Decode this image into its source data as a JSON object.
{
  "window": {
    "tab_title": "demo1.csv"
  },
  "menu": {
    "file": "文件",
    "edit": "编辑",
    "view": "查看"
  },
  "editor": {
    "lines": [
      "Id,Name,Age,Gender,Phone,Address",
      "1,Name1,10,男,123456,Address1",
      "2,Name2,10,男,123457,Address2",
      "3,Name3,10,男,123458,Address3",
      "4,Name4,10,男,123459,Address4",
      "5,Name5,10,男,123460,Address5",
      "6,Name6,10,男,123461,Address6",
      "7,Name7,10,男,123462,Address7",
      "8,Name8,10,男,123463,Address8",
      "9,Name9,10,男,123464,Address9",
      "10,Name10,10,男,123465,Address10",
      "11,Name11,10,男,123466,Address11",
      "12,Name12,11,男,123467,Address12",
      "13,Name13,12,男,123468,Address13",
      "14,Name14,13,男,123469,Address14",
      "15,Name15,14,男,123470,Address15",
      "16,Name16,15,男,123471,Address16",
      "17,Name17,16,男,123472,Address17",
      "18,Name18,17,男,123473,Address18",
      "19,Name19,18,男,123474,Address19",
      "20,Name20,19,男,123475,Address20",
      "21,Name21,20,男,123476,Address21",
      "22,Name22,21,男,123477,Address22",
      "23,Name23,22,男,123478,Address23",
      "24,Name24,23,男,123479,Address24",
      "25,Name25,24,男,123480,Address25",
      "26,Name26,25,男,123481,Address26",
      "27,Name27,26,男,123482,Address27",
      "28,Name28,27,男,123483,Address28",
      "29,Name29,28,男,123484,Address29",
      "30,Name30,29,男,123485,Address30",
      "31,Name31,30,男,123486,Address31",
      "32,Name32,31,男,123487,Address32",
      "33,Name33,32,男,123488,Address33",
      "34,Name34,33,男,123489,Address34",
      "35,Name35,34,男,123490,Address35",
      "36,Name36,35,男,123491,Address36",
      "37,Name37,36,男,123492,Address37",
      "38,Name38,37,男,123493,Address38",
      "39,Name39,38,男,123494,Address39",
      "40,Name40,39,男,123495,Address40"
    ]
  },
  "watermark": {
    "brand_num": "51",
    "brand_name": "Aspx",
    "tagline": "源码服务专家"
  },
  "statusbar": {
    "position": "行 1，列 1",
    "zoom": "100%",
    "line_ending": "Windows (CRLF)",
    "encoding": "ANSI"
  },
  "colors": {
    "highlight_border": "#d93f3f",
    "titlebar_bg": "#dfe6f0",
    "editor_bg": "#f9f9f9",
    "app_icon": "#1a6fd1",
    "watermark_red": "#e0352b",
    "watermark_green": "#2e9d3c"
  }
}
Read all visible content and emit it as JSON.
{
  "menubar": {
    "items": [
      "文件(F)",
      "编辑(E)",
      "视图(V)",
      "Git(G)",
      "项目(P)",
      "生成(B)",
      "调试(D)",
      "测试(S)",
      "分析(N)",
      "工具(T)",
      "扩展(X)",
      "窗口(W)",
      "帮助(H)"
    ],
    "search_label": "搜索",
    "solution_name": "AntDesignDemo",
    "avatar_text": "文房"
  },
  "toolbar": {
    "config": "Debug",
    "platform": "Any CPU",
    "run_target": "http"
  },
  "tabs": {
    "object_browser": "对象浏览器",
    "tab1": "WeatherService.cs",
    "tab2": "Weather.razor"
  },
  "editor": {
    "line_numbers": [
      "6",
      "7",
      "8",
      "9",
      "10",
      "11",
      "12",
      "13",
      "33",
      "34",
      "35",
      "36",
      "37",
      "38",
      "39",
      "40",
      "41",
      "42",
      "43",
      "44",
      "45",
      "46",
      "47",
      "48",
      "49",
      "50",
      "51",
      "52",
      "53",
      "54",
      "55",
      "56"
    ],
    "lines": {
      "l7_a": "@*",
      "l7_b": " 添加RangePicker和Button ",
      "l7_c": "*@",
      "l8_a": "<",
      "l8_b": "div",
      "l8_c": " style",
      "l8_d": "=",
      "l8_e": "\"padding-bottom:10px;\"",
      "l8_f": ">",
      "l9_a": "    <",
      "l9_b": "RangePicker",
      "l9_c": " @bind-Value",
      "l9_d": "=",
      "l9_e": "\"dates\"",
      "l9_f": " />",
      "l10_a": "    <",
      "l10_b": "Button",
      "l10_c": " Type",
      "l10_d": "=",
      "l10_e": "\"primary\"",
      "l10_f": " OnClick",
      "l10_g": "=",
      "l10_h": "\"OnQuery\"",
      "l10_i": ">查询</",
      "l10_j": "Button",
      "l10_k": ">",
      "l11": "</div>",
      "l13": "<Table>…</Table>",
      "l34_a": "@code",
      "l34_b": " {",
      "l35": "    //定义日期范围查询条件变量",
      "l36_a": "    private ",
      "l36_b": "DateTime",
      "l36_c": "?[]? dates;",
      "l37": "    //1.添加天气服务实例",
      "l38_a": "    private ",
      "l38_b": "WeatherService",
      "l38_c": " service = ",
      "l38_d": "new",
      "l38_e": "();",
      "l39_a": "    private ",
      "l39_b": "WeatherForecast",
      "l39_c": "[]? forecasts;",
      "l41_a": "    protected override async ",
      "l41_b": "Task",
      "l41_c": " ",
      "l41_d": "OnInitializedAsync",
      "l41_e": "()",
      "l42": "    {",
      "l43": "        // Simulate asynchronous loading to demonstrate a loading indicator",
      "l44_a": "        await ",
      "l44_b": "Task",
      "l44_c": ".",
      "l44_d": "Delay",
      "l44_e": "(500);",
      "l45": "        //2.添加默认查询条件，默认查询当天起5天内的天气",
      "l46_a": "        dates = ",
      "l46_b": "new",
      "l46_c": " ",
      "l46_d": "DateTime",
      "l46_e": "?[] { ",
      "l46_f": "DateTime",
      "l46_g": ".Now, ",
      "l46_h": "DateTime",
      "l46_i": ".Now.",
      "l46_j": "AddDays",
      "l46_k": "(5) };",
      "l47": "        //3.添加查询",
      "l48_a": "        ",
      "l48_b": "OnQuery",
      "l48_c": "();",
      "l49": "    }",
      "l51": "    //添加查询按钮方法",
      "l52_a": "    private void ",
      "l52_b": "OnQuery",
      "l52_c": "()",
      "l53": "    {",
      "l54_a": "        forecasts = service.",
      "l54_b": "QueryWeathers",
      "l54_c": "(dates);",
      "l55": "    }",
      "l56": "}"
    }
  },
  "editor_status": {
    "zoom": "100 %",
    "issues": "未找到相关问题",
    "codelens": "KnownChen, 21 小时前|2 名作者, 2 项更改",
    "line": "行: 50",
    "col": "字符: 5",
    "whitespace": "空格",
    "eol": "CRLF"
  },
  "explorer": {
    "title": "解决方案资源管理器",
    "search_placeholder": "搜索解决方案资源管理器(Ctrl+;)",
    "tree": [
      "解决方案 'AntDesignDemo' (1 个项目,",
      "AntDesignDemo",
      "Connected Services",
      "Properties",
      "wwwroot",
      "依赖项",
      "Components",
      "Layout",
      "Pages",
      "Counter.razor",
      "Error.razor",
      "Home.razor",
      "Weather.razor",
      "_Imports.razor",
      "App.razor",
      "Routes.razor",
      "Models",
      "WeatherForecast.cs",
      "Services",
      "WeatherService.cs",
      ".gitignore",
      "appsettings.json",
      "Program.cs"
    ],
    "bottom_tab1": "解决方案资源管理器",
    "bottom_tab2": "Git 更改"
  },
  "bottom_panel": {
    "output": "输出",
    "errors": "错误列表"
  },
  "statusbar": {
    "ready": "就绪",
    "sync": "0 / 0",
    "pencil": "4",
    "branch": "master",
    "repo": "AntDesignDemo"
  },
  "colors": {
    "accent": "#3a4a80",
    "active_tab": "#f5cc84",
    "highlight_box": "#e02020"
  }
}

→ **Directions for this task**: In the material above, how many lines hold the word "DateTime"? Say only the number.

→ **Answer area**: 4